As professional icons of conspicuous consumption, supermodels are paid to consume and embody style. This turns the whole morality of conspicuous consumption on its head. As freelance imagos of glamour leased out to the highest bidder, our secular goddesses of consumption are revered not because they are engaging in the luxury of nonproductive expenditure, but, rather, because they are the closest thing we have to “live cash,” to totally packaged commodities. They get paid to diet, stay in shape, and obsess over potentially problematic body parts—the work the rest of us do for free, in addition to our other jobs. What is novel is that these mannequins have erupted this season, more than ever, with proper names and “personalities,” however wispy. Under the signifying delirium of advertising, the personality emerges as the effect of the commodity, rather than vice versa. Purified of any reference to utility outside their function as glamour screens, supermodels are vehicles for escapist glamour projection, which, like all appealing commodities, must remain out of context, self-referential, and somehow abstract. I mean, what’s the difference between Linda and Christy? In this recessionary moment, supermodels, like movie stars during the Depression, erupt to the surface as intersubjective fantasy girls, professional surrogates for the frustrated emulative instincts of the mass pecuniarily deprived. Sort of like safe-sex surrogates for our out-of-control desires for S&M with commodities.
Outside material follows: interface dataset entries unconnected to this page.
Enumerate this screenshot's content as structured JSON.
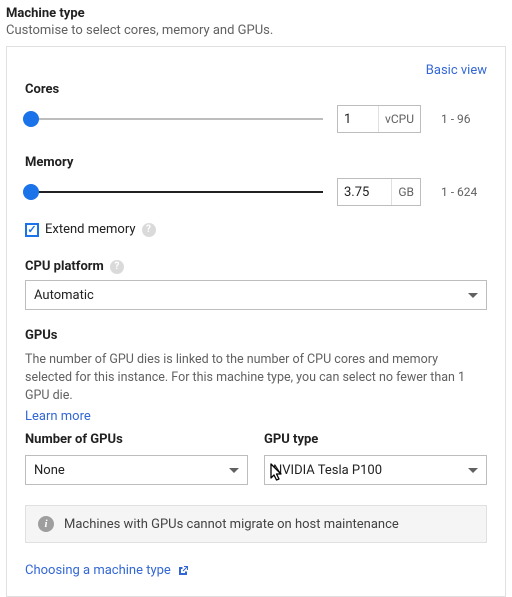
{
  "header": {
    "title": "Machine type",
    "subtitle": "Customise to select cores, memory and GPUs."
  },
  "basic_view_link": "Basic view",
  "cores": {
    "label": "Cores",
    "value": "1",
    "unit": "vCPU",
    "range": "1 - 96"
  },
  "memory": {
    "label": "Memory",
    "value": "3.75",
    "unit": "GB",
    "range": "1 - 624"
  },
  "extend_memory": {
    "label": "Extend memory",
    "checked": true
  },
  "cpu_platform": {
    "label": "CPU platform",
    "value": "Automatic"
  },
  "gpus": {
    "label": "GPUs",
    "desc": "The number of GPU dies is linked to the number of CPU cores and memory selected for this instance. For this machine type, you can select no fewer than 1 GPU die.",
    "learn_more": "Learn more",
    "number_label": "Number of GPUs",
    "number_value": "None",
    "type_label": "GPU type",
    "type_value": "NVIDIA Tesla P100"
  },
  "banner": "Machines with GPUs cannot migrate on host maintenance",
  "choosing_link": "Choosing a machine type"
}
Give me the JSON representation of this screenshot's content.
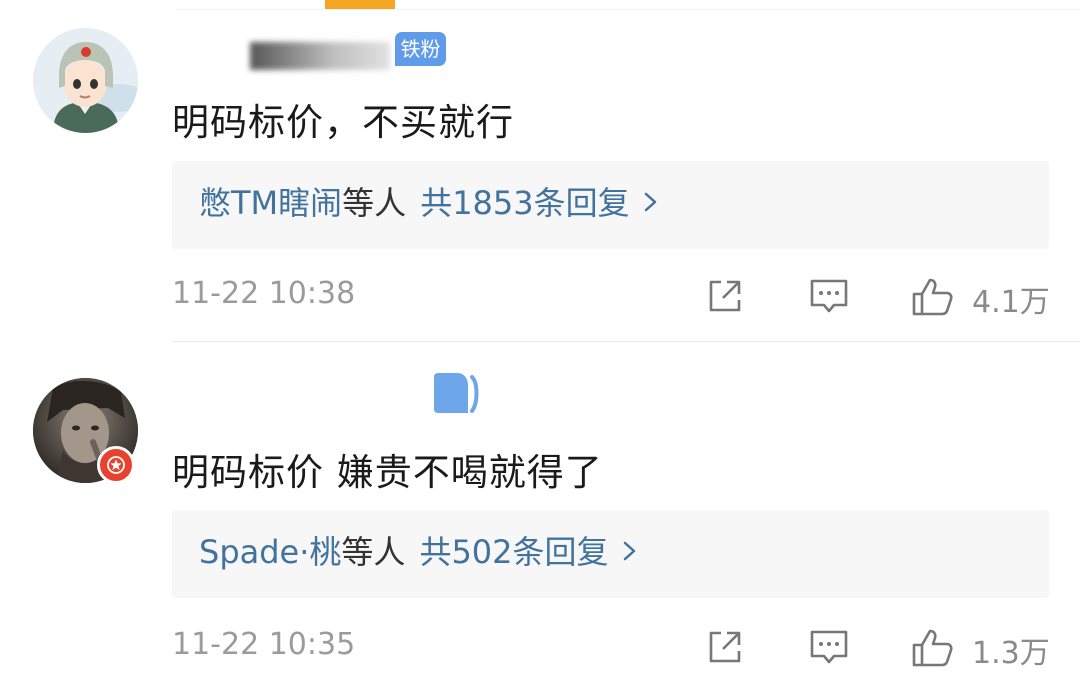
{
  "comments": [
    {
      "fan_badge": "铁粉",
      "text": "明码标价，不买就行",
      "reply": {
        "users": "憋TM瞎闹",
        "suffix": "等人",
        "count": "共1853条回复"
      },
      "time": "11-22 10:38",
      "likes": "4.1万",
      "icons": [
        "share-icon",
        "comment-icon",
        "like-icon"
      ]
    },
    {
      "text": "明码标价 嫌贵不喝就得了",
      "reply": {
        "users": "Spade·桃",
        "suffix": "等人",
        "count": "共502条回复"
      },
      "time": "11-22 10:35",
      "likes": "1.3万",
      "icons": [
        "share-icon",
        "comment-icon",
        "like-icon"
      ]
    }
  ],
  "colors": {
    "link_blue": "#41739e",
    "badge_blue": "#5f9be8",
    "verified_red": "#e8422f",
    "accent_orange": "#f5a623",
    "meta_gray": "#9b9b9b"
  }
}
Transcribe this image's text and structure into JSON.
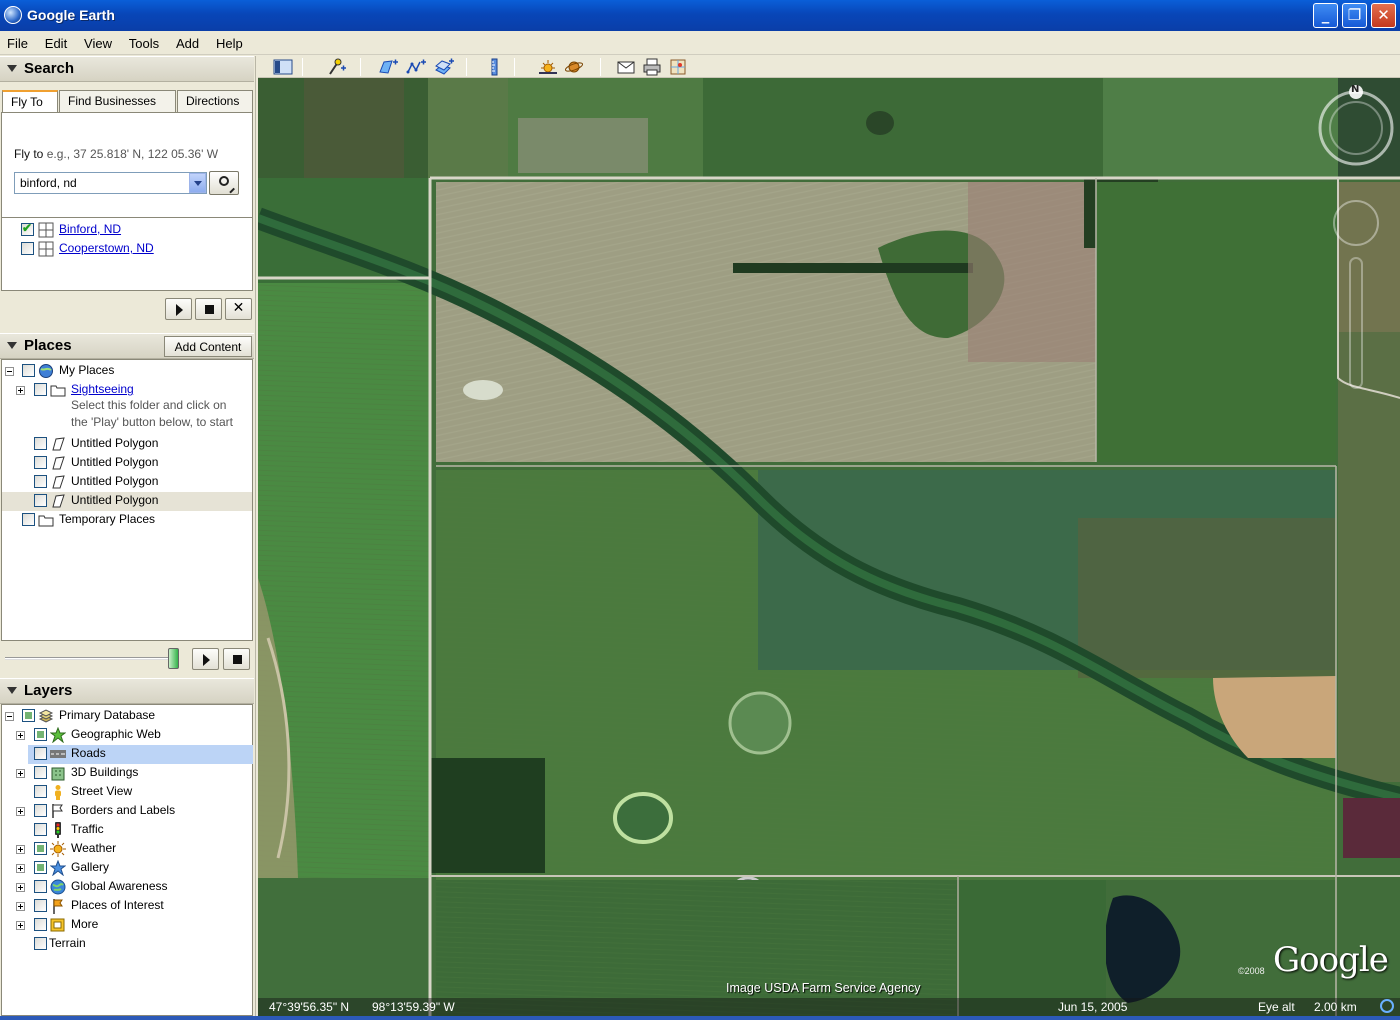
{
  "window": {
    "title": "Google Earth"
  },
  "menu": [
    "File",
    "Edit",
    "View",
    "Tools",
    "Add",
    "Help"
  ],
  "search": {
    "header": "Search",
    "tabs": [
      "Fly To",
      "Find Businesses",
      "Directions"
    ],
    "active_tab": "Fly To",
    "fly_to_label": "Fly to",
    "fly_to_example": "e.g., 37 25.818' N, 122 05.36' W",
    "input_value": "binford, nd",
    "results": [
      {
        "label": "Binford, ND",
        "checked": true
      },
      {
        "label": "Cooperstown, ND",
        "checked": false
      }
    ]
  },
  "places": {
    "header": "Places",
    "add_content": "Add Content",
    "items": {
      "my_places": "My Places",
      "sightseeing": "Sightseeing",
      "sightseeing_hint_1": "Select this folder and click on",
      "sightseeing_hint_2": "the 'Play' button below, to start",
      "polygon_1": "Untitled Polygon",
      "polygon_2": "Untitled Polygon",
      "polygon_3": "Untitled Polygon",
      "polygon_4": "Untitled Polygon",
      "temporary": "Temporary Places"
    }
  },
  "layers": {
    "header": "Layers",
    "items": {
      "primary": "Primary Database",
      "geographic_web": "Geographic Web",
      "roads": "Roads",
      "buildings": "3D Buildings",
      "street_view": "Street View",
      "borders": "Borders and Labels",
      "traffic": "Traffic",
      "weather": "Weather",
      "gallery": "Gallery",
      "global_awareness": "Global Awareness",
      "poi": "Places of Interest",
      "more": "More",
      "terrain": "Terrain"
    },
    "selected": "Roads"
  },
  "map": {
    "credit": "Image USDA Farm Service Agency",
    "logo": "Google",
    "logo_year": "©2008",
    "compass_label": "N",
    "latitude": "47°39'56.35\" N",
    "longitude": "98°13'59.39\" W",
    "date": "Jun 15, 2005",
    "eye_alt_label": "Eye alt",
    "eye_alt_value": "2.00 km"
  },
  "colors": {
    "title_bar": "#0846b8",
    "selection": "#bcd4f6",
    "panel": "#ece9d8"
  }
}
Why I don’t want to meet them.

I don’t think I would like to meet a supermodel in person. I heard Claudia Schiffer was six feet two. They are out of human scale, which is appropriate for plastic imagos meant to expand and contract to fit any magazine, medium, or runway format. But if I did meet Linda Evangelista, I would like to trade dieting tips, and to ask her if she preferred the Stairmaster or the Lifecycle. If we ate together, I’d quiz her on the calorie-count of everything we consumed. Of course this is absurd because we all suspect that the supermodels look that way due to genetics and probably live blithely on junk food and chocolate, smoke their heads off, and when they’re not being paid a million dollars to be made up, lie around in a glamour trance or go out and traumatize people with their mute biological windfall. It’s like they won genetic Lotto and exist to remind the rest of the population to buy cosmetics and magazines. I’m sure supermodels at a party are a traumatic presence—a blotch.

There’s a new commercial out for some kind of non-Gap jeans. There’s a boy one and a girl one: it’s a series of clips of the model hanging out looking fabulous and saying things like “I hate a bad hair day” and “I think I look tough in jeans....” The girl model changes her cappuccino order three times, as if this were sure evidence of her character flaws. The boy model looks “tough,” plays topless with a toy airplane, and emits fartlike aerodynamic sounds. He announces, “I have two goals: to find a perfectly versatile hairstyle and be an airline pilot.” The caption reads, “Look like a model, but don’t think like one.” The new kinder gentler commercial uses the model as object cause of desire and then reassures us that we are superior to it—so we won’t be too depressed to shop. Interpellating the abject consumer who usually both looks and feels less cute than the ad, the advertiser is trying to aggravate and fluff up the consumer ego at the same time, by playing on our assumption that the cute outside of the model is inhabited by a stupid inner life—emotionally impoverished, intellectually null, and incapable of sustaining a conversation about anything but personal hygiene. But the worst thing would be if these supermodels were actually nice people. And even interesting. Then you’d have to make sense out of a human subjectivity trapped inside this traumatizing, dazzling package—and deal with the total contingency and complexity of life. . . . Like Christy Turlington telling me something I don’t already know about Proust. What! That’s why I don’t want to meet them.

Rhonda Lieberman is a writer and critic. She teaches at the School of the Art Institute of Chicago.